Extracted records:
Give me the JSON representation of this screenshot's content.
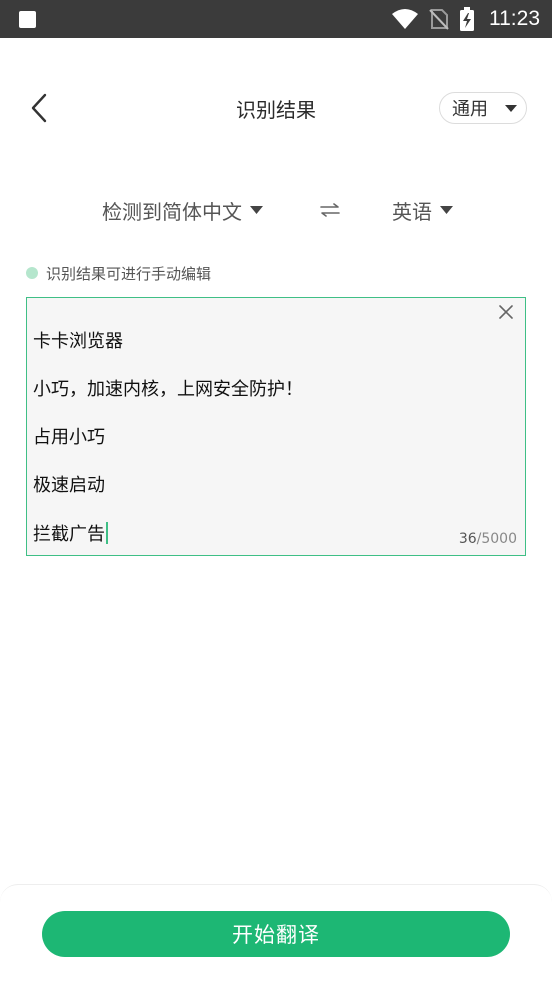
{
  "status_bar": {
    "time": "11:23"
  },
  "header": {
    "title": "识别结果",
    "mode": "通用"
  },
  "languages": {
    "source": "检测到简体中文",
    "swap_symbol": "⇌",
    "target": "英语"
  },
  "hint": {
    "text": "识别结果可进行手动编辑"
  },
  "editor": {
    "lines": [
      "卡卡浏览器",
      "小巧，加速内核，上网安全防护！",
      "占用小巧",
      "极速启动",
      "拦截广告"
    ],
    "count": "36",
    "max": "/5000"
  },
  "actions": {
    "translate_label": "开始翻译"
  },
  "colors": {
    "accent": "#1db774",
    "border_accent": "#3fbf86",
    "status_bar": "#3b3b3b"
  },
  "icons": {
    "back": "chevron-left-icon",
    "dropdown": "caret-down-icon",
    "swap": "swap-arrows-icon",
    "clear": "close-icon"
  }
}
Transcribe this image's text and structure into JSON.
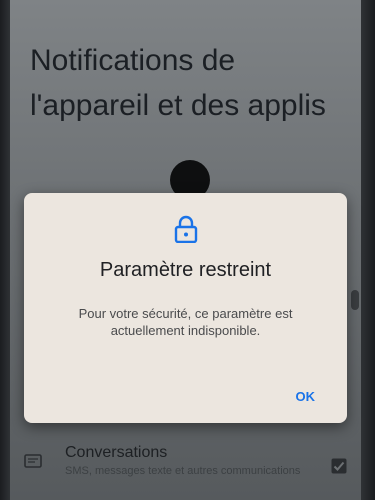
{
  "page": {
    "title": "Notifications de l'appareil et des applis"
  },
  "dialog": {
    "icon": "lock-icon",
    "title": "Paramètre restreint",
    "message": "Pour votre sécurité, ce paramètre est actuellement indisponible.",
    "ok_label": "OK",
    "accent_color": "#1a73e8"
  },
  "list": {
    "items": [
      {
        "icon": "message-icon",
        "title": "Conversations",
        "subtitle": "SMS, messages texte et autres communications",
        "checked": true
      }
    ]
  }
}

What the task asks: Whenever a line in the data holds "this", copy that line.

Result:
Give me the JSON representation of this screenshot's content.
Transcribe this image's text and structure into JSON.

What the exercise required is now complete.